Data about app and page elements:
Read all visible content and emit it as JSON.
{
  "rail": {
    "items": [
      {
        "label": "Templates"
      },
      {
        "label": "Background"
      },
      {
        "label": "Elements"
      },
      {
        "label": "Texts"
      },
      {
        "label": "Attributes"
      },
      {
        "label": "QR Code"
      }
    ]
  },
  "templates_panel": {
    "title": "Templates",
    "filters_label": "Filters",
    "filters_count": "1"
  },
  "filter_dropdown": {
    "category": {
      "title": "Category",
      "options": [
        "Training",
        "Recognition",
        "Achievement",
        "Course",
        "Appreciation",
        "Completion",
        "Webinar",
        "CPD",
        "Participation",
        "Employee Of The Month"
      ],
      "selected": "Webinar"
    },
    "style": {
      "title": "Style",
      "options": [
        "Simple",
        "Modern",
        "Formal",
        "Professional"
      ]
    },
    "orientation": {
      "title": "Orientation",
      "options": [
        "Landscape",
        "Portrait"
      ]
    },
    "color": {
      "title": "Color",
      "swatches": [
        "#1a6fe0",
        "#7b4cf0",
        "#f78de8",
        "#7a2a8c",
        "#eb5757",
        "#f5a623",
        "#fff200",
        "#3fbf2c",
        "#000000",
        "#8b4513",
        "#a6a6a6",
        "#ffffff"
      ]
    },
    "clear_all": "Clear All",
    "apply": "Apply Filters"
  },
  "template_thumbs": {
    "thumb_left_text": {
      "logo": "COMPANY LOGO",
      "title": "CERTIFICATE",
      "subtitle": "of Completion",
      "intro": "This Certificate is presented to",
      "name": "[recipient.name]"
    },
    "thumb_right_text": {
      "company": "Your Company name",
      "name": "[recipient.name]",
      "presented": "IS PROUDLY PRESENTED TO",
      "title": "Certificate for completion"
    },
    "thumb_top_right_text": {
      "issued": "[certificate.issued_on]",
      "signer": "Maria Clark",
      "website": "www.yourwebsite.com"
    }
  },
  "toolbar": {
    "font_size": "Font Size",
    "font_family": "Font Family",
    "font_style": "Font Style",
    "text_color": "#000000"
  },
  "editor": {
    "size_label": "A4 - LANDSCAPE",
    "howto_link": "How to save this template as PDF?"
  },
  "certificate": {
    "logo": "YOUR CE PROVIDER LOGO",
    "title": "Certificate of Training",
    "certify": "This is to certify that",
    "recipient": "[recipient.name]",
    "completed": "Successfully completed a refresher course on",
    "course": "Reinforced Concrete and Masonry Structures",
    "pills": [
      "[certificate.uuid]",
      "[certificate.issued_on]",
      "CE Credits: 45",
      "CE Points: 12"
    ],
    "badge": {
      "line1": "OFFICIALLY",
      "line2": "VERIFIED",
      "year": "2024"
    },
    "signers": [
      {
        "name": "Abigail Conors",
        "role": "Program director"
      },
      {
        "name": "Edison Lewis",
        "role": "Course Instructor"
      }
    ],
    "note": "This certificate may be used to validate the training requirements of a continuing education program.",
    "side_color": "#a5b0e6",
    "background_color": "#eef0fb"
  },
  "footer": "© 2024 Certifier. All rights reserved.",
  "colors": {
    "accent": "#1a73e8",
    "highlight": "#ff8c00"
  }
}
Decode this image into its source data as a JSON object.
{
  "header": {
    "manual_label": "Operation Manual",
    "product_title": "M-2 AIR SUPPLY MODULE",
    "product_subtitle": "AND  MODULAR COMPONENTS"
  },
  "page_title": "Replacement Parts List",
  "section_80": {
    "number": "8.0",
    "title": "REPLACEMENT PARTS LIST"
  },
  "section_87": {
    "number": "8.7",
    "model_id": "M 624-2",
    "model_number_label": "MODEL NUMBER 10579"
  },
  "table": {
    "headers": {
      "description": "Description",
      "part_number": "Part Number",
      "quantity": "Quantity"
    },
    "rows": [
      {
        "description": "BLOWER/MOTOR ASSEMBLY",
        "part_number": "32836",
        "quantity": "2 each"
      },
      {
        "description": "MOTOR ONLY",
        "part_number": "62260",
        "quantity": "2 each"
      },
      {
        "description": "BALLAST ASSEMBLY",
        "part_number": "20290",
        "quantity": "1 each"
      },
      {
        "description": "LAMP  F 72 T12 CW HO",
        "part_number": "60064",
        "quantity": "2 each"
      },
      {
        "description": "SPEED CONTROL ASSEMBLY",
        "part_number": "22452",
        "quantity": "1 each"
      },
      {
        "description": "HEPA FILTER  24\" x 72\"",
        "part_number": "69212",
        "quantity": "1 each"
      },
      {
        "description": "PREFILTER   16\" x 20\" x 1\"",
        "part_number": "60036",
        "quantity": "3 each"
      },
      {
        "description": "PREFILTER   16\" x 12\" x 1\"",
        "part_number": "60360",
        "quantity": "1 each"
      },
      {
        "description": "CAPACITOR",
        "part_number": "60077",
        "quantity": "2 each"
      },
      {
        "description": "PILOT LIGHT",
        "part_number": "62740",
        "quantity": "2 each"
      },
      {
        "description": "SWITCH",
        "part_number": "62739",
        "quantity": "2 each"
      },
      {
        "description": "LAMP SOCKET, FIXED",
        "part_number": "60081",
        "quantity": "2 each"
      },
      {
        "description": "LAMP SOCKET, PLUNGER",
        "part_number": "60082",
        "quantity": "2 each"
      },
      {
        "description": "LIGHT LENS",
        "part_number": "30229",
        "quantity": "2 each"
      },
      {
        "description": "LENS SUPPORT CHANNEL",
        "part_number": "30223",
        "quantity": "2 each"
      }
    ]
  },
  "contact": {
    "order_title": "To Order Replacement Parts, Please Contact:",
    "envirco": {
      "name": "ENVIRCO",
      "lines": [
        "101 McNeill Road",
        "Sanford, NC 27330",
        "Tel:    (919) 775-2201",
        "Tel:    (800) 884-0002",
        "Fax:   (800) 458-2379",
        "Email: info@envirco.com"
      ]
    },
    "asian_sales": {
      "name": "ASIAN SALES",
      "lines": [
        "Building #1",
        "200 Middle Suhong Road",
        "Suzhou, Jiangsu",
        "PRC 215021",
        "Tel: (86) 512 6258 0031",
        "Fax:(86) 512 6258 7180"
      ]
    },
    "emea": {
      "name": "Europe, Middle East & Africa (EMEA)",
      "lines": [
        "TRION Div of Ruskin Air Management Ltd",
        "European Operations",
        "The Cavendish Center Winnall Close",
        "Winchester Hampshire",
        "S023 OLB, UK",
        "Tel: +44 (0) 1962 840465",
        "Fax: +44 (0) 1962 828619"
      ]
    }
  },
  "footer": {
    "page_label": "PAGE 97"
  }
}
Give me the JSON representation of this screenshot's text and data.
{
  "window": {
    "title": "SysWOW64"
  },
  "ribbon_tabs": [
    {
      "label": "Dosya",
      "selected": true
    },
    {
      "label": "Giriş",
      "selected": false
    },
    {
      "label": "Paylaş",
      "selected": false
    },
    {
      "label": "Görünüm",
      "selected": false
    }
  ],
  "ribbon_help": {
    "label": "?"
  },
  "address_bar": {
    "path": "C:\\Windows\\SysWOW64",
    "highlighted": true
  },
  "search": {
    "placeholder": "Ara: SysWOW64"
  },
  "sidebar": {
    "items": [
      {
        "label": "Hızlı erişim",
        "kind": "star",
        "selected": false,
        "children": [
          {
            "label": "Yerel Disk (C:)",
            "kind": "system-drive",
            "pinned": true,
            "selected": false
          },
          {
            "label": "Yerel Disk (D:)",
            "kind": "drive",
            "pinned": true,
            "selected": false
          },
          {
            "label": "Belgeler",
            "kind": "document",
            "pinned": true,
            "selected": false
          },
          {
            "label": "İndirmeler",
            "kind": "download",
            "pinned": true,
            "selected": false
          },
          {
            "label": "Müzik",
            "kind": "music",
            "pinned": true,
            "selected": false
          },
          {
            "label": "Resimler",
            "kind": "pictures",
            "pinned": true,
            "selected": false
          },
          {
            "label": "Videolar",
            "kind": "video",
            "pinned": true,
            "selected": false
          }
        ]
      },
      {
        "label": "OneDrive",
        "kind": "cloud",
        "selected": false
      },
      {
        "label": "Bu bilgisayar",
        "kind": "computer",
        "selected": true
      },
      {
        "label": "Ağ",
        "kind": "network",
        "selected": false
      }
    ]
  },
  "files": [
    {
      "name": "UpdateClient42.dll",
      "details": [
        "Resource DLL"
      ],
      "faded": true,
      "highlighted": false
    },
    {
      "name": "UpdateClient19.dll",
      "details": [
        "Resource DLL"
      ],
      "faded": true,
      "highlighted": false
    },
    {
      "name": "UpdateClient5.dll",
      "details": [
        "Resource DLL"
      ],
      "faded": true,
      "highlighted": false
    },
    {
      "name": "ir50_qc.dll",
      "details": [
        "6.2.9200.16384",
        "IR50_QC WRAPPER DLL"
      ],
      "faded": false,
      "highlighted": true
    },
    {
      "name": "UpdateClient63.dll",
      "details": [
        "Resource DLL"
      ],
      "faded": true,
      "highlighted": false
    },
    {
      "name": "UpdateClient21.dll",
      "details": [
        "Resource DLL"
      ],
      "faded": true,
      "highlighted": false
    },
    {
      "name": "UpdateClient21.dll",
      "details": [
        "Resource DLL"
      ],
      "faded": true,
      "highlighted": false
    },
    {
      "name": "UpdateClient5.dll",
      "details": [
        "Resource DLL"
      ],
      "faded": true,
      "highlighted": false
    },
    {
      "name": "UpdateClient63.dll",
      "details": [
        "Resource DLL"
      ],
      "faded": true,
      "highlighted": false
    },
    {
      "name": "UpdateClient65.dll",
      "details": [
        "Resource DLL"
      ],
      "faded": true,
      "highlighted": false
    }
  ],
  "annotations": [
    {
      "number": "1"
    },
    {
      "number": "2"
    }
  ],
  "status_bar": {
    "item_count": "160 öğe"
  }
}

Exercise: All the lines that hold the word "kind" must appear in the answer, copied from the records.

Solution to this problem:
        "kind": "star",
            "kind": "system-drive",
            "kind": "drive",
            "kind": "document",
            "kind": "download",
            "kind": "music",
            "kind": "pictures",
            "kind": "video",
        "kind": "cloud",
        "kind": "computer",
        "kind": "network",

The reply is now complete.